▸ **Exercise**
Output each entry that follows exactly. Images stay out.

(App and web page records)
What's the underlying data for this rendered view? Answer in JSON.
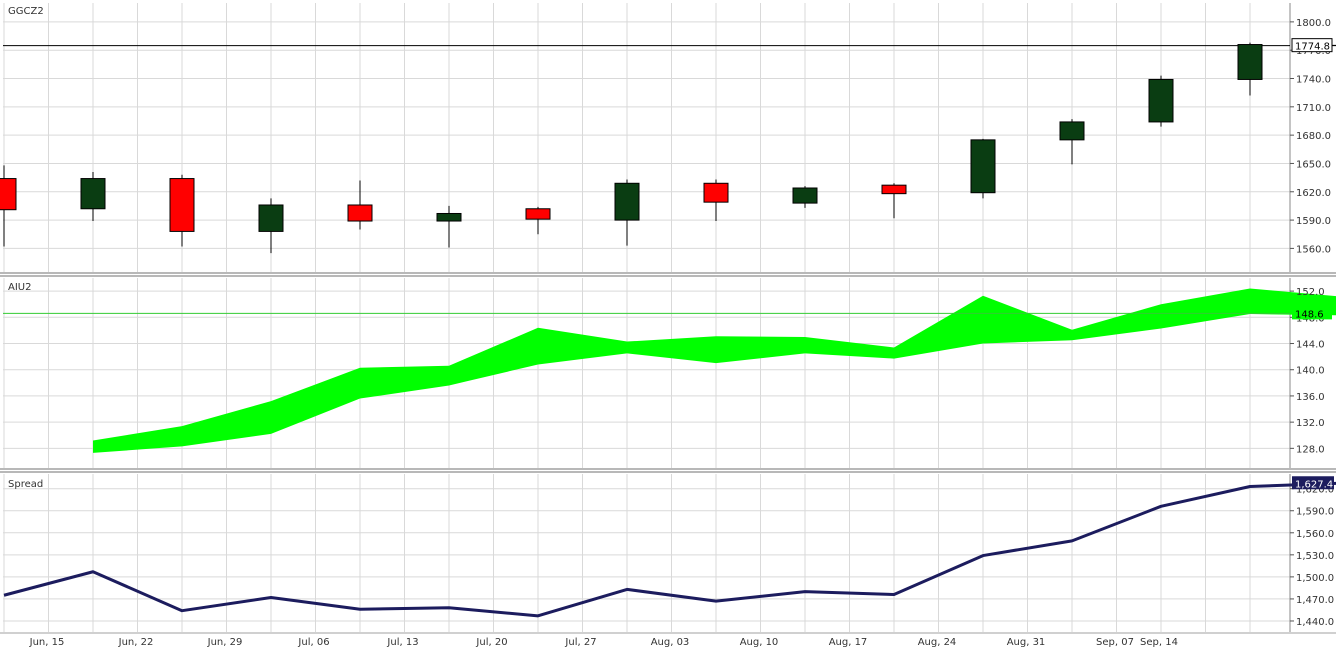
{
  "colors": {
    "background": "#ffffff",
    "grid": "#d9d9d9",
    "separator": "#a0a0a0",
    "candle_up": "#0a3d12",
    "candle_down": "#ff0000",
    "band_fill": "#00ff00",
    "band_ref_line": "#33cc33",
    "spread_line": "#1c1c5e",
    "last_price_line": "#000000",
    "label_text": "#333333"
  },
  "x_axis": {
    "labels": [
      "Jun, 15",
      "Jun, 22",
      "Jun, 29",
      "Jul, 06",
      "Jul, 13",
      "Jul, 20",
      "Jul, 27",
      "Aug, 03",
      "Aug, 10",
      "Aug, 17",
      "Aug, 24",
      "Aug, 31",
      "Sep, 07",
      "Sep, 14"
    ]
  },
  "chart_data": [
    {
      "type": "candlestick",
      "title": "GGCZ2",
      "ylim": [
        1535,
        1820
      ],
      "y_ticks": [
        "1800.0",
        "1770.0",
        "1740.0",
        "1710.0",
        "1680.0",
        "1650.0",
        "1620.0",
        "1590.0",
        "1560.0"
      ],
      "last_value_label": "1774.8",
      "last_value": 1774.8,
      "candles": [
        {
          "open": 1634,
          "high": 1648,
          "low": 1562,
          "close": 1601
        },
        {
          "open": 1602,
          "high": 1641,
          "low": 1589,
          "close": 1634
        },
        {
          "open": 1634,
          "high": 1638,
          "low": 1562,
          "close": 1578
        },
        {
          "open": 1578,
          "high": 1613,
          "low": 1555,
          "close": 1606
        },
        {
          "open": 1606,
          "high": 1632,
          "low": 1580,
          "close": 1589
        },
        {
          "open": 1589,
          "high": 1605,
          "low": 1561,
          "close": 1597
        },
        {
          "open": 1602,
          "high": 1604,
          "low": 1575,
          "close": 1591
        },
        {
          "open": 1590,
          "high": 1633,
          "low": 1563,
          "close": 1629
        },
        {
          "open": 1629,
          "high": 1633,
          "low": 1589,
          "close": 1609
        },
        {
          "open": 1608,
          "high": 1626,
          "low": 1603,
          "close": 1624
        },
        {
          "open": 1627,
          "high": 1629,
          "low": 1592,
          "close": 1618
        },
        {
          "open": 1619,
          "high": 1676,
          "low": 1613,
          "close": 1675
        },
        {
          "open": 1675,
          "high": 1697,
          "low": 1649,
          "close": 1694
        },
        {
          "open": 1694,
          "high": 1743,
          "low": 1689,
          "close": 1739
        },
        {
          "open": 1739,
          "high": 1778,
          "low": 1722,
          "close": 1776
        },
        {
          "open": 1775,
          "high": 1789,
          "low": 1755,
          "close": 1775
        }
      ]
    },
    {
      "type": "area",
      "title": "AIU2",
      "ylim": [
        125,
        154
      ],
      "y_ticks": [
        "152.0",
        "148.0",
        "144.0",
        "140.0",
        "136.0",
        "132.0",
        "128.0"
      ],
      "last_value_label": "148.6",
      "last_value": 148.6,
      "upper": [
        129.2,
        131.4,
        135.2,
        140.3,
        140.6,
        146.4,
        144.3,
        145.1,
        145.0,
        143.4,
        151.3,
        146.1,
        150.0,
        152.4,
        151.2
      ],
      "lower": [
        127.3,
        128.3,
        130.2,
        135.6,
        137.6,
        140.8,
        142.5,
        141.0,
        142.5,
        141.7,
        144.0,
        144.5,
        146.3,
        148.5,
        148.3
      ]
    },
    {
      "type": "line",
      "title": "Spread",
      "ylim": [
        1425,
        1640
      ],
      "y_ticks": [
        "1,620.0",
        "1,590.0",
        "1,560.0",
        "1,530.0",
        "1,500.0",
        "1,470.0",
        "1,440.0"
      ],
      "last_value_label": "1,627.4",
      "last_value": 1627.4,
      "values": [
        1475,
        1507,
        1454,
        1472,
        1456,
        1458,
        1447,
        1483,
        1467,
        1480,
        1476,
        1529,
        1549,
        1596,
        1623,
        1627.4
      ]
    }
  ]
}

▸ **Solution**
What's the underlying data for this rendered view? Answer in JSON.
{
  "colors": {
    "background": "#ffffff",
    "grid": "#d9d9d9",
    "separator": "#a0a0a0",
    "candle_up": "#0a3d12",
    "candle_down": "#ff0000",
    "band_fill": "#00ff00",
    "band_ref_line": "#33cc33",
    "spread_line": "#1c1c5e",
    "last_price_line": "#000000",
    "label_text": "#333333"
  },
  "x_axis": {
    "labels": [
      "Jun, 15",
      "Jun, 22",
      "Jun, 29",
      "Jul, 06",
      "Jul, 13",
      "Jul, 20",
      "Jul, 27",
      "Aug, 03",
      "Aug, 10",
      "Aug, 17",
      "Aug, 24",
      "Aug, 31",
      "Sep, 07",
      "Sep, 14"
    ]
  },
  "chart_data": [
    {
      "type": "candlestick",
      "title": "GGCZ2",
      "ylim": [
        1535,
        1820
      ],
      "y_ticks": [
        "1800.0",
        "1770.0",
        "1740.0",
        "1710.0",
        "1680.0",
        "1650.0",
        "1620.0",
        "1590.0",
        "1560.0"
      ],
      "last_value_label": "1774.8",
      "last_value": 1774.8,
      "candles": [
        {
          "open": 1634,
          "high": 1648,
          "low": 1562,
          "close": 1601
        },
        {
          "open": 1602,
          "high": 1641,
          "low": 1589,
          "close": 1634
        },
        {
          "open": 1634,
          "high": 1638,
          "low": 1562,
          "close": 1578
        },
        {
          "open": 1578,
          "high": 1613,
          "low": 1555,
          "close": 1606
        },
        {
          "open": 1606,
          "high": 1632,
          "low": 1580,
          "close": 1589
        },
        {
          "open": 1589,
          "high": 1605,
          "low": 1561,
          "close": 1597
        },
        {
          "open": 1602,
          "high": 1604,
          "low": 1575,
          "close": 1591
        },
        {
          "open": 1590,
          "high": 1633,
          "low": 1563,
          "close": 1629
        },
        {
          "open": 1629,
          "high": 1633,
          "low": 1589,
          "close": 1609
        },
        {
          "open": 1608,
          "high": 1626,
          "low": 1603,
          "close": 1624
        },
        {
          "open": 1627,
          "high": 1629,
          "low": 1592,
          "close": 1618
        },
        {
          "open": 1619,
          "high": 1676,
          "low": 1613,
          "close": 1675
        },
        {
          "open": 1675,
          "high": 1697,
          "low": 1649,
          "close": 1694
        },
        {
          "open": 1694,
          "high": 1743,
          "low": 1689,
          "close": 1739
        },
        {
          "open": 1739,
          "high": 1778,
          "low": 1722,
          "close": 1776
        },
        {
          "open": 1775,
          "high": 1789,
          "low": 1755,
          "close": 1775
        }
      ]
    },
    {
      "type": "area",
      "title": "AIU2",
      "ylim": [
        125,
        154
      ],
      "y_ticks": [
        "152.0",
        "148.0",
        "144.0",
        "140.0",
        "136.0",
        "132.0",
        "128.0"
      ],
      "last_value_label": "148.6",
      "last_value": 148.6,
      "upper": [
        129.2,
        131.4,
        135.2,
        140.3,
        140.6,
        146.4,
        144.3,
        145.1,
        145.0,
        143.4,
        151.3,
        146.1,
        150.0,
        152.4,
        151.2
      ],
      "lower": [
        127.3,
        128.3,
        130.2,
        135.6,
        137.6,
        140.8,
        142.5,
        141.0,
        142.5,
        141.7,
        144.0,
        144.5,
        146.3,
        148.5,
        148.3
      ]
    },
    {
      "type": "line",
      "title": "Spread",
      "ylim": [
        1425,
        1640
      ],
      "y_ticks": [
        "1,620.0",
        "1,590.0",
        "1,560.0",
        "1,530.0",
        "1,500.0",
        "1,470.0",
        "1,440.0"
      ],
      "last_value_label": "1,627.4",
      "last_value": 1627.4,
      "values": [
        1475,
        1507,
        1454,
        1472,
        1456,
        1458,
        1447,
        1483,
        1467,
        1480,
        1476,
        1529,
        1549,
        1596,
        1623,
        1627.4
      ]
    }
  ]
}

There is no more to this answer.